Published November 2016
In the global chemical industry, the manufacturing of thousands of chemical products can be divided into eight major value chains:
- C1 chemicals based on syngas, including methanol and ammonia-derived chemicals
- C2 chemicals based on ethylene
- C3 chemical based on propylene
- C4 based chemicals, including butadiene and isobutylene
- Benzene-based chemicals
- Toluene-based chemicals
- Xylene-based chemicals
- Chlor-alkali–based chemicals
Each value chain can start from one or more basic feedstocks, such as natural gas (including natural gas liquids, or NGLs), crude oil (through naphtha), coal, salt (for the chlor-alkali industry), and biomass. Major chemical value chains are illustrated in the introduction.
To produce a downstream chemical—taking polypropylene from the C3 value chain, for example—a producer can start from propylene purchased from the market or choose to integrate with propylene production from different feedstocks, such as naphtha (through steam cracking), propane (by dehydrogenation), or methanol (through methanol-to-propylene processes). Methanol, in turn, can be produced by natural gas reforming or coal gasification. A polypropylene producer is constantly facing the question whether it is better to operate a stand-alone or an integrated plant. If the latter, then which basic feedstock should be chosen? The answers depend on the comparative economics (production costs and capital investment costs) of a stone-alone versus an integrated plant to different basic feedstocks.
Traditionally, the Process Economics Program (PEP) analyzes production economics based on a stand-alone plant by comparing competing processes. At this time, the PEP database contains the production economics of about 1,600 processes. In this review, we start to develop a methodology to connect production economics of individual processes along the value chain. This methodology provides a foundation for developing value chain production economics for a wide range of downstream chemicals in the next several years.

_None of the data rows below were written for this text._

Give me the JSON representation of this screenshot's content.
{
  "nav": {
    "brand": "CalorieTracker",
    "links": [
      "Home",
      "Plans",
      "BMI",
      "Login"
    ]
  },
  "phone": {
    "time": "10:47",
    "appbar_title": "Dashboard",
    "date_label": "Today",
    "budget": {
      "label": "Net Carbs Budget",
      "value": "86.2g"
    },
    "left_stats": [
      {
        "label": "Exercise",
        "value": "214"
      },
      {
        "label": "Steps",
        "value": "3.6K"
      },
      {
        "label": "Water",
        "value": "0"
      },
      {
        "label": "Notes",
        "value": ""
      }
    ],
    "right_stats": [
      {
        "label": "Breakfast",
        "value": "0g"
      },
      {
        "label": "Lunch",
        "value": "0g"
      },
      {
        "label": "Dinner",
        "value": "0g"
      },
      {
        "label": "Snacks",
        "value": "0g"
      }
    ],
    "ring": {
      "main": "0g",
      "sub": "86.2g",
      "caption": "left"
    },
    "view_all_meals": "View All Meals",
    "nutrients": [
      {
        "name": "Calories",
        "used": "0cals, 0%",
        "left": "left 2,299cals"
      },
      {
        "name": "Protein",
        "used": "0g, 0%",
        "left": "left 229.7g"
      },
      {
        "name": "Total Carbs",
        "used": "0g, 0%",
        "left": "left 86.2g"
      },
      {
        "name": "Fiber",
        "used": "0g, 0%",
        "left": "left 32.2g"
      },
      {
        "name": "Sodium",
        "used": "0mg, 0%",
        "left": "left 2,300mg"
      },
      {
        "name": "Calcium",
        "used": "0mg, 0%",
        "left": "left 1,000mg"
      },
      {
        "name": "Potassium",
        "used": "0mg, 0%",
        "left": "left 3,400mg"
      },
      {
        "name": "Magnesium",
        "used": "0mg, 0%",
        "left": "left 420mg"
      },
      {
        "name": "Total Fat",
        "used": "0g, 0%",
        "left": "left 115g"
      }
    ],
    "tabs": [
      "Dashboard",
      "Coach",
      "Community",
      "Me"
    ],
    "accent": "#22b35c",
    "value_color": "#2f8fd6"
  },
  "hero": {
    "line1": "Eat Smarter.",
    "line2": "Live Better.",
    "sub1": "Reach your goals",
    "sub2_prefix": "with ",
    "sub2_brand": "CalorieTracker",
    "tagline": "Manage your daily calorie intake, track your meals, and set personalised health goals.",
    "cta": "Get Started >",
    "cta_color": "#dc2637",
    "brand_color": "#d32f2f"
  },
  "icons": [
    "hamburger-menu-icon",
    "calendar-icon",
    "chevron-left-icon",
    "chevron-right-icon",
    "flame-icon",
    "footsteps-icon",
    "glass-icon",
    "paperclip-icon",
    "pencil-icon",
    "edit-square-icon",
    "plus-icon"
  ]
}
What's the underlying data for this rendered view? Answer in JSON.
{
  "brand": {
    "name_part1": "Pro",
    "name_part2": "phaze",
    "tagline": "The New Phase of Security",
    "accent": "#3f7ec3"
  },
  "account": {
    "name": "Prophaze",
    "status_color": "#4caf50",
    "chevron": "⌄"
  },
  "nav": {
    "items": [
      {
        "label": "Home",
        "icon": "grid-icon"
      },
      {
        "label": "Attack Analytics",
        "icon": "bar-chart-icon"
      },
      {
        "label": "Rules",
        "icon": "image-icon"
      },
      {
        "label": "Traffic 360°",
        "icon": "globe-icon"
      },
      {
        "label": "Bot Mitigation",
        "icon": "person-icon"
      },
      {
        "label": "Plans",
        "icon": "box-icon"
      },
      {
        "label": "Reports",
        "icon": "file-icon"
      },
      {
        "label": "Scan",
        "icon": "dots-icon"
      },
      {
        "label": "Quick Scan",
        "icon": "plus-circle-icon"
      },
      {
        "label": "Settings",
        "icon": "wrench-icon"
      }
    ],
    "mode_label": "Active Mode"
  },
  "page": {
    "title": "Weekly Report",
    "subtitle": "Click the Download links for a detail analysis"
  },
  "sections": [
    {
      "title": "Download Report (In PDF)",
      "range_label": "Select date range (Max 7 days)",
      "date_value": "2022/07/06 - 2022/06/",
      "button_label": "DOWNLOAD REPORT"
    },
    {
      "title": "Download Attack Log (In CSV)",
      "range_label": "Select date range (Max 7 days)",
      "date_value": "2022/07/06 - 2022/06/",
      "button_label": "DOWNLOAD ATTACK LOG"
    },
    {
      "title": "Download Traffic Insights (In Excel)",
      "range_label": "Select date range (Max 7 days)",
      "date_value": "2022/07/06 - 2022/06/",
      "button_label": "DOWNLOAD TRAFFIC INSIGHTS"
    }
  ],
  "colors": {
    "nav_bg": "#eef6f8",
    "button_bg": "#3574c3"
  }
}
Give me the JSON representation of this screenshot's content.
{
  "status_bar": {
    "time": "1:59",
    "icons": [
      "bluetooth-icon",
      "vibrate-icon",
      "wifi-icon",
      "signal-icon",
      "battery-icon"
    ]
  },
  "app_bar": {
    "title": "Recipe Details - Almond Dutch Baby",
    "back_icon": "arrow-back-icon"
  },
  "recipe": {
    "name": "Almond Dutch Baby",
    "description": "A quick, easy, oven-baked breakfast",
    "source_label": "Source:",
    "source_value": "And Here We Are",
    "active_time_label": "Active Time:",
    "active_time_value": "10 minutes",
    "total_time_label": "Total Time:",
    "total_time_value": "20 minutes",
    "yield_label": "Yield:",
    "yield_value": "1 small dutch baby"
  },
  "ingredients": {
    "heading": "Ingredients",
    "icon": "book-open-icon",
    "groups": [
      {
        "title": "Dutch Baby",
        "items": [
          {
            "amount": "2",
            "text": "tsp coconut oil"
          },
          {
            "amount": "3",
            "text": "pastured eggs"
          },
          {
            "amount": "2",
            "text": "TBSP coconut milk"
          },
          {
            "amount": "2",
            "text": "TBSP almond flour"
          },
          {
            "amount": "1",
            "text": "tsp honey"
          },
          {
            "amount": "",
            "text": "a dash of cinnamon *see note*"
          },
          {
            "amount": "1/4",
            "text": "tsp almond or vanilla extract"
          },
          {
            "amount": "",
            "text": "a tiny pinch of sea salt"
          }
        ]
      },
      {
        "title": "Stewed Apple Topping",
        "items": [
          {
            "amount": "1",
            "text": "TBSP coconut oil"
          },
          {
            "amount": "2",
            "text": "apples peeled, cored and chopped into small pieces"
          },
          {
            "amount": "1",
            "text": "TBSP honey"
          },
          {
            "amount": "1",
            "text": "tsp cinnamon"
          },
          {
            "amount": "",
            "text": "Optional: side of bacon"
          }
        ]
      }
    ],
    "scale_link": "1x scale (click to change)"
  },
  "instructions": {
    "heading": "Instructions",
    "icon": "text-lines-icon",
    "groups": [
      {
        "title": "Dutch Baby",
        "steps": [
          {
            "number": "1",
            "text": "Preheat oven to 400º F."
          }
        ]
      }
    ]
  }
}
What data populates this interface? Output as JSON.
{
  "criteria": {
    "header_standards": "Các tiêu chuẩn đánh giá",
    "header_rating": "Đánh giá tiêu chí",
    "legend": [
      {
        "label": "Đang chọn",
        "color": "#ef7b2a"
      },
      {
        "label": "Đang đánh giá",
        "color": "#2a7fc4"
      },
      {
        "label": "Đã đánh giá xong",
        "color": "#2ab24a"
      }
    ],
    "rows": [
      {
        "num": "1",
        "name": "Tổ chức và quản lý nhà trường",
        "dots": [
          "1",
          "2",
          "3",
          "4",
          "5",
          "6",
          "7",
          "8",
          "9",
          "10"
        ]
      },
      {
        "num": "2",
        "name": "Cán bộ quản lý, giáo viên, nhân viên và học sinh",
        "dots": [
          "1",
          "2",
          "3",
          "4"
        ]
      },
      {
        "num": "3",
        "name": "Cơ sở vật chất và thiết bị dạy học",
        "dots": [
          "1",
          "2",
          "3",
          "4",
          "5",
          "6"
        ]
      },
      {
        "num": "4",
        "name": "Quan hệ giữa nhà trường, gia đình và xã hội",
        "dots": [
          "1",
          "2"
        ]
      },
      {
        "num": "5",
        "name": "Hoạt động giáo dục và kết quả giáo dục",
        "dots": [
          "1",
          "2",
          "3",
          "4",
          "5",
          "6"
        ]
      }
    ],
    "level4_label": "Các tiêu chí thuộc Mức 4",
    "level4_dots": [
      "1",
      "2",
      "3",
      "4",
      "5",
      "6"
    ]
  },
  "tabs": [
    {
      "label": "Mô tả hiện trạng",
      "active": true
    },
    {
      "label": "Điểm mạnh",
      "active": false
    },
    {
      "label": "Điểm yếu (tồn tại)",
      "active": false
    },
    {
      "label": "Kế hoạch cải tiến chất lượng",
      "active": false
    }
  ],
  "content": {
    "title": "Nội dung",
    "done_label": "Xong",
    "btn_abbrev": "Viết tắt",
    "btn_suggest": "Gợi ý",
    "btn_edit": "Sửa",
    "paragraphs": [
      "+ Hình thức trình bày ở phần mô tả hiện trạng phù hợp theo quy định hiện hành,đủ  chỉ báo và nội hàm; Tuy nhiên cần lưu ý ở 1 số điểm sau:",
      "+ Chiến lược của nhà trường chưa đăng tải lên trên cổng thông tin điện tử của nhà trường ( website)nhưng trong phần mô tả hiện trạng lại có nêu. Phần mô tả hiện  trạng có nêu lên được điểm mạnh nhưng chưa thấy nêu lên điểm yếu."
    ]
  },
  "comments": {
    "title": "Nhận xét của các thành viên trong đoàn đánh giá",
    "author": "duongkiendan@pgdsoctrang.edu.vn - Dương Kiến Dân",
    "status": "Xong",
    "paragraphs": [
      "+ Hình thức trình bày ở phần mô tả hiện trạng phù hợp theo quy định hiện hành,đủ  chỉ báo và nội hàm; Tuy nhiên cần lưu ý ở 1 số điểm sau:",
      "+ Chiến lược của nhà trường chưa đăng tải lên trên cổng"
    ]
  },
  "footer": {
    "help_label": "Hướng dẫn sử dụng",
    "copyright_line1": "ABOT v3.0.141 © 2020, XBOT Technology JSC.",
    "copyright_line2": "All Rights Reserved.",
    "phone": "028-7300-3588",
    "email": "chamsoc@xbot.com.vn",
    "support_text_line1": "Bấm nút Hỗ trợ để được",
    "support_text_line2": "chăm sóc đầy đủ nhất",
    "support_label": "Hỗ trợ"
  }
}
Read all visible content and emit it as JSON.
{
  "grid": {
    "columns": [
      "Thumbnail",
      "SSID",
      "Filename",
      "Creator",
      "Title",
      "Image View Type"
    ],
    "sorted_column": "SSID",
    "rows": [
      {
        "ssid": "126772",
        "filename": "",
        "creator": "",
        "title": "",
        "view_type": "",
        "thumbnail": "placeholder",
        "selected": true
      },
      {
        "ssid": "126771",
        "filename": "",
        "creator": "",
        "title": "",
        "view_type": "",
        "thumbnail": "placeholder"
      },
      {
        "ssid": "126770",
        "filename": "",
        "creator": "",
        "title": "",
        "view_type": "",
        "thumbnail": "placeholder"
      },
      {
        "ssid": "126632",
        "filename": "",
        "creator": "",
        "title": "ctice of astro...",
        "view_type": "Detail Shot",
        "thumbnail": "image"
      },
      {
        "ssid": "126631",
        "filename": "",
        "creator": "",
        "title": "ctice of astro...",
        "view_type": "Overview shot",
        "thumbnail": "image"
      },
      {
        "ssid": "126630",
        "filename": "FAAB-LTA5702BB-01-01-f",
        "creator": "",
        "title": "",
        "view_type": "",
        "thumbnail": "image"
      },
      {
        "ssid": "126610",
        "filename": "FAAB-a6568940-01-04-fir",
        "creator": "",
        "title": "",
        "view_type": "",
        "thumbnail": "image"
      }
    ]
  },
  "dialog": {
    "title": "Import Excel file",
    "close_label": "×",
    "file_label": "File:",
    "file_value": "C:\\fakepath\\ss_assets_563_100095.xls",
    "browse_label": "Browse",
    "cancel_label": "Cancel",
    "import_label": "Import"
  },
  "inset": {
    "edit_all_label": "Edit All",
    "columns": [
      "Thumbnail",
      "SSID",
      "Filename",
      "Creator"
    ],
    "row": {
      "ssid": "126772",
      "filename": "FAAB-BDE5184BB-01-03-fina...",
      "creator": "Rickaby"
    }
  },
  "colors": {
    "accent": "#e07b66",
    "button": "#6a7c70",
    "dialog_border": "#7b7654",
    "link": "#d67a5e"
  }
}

To establish this methodology, we chose two examples—the production of polypropylene (PP) back-integrated to coal, and low-density polyethylene (LDPE) back-integrated to ethane. The production economics of the intergrated PP and LDPE plants are compared with a respective stand-alone plant based on second quarter 2016 (PEP Cost Index = 1089) feedstock, raw material, and utility prices. We further impart the price history of the feedstocks, raw materials, and utilities to present the effect of price fluctuation on the comprative economics of integrated plants versus a stand-alone plant in an iPEP™ Spectra data module.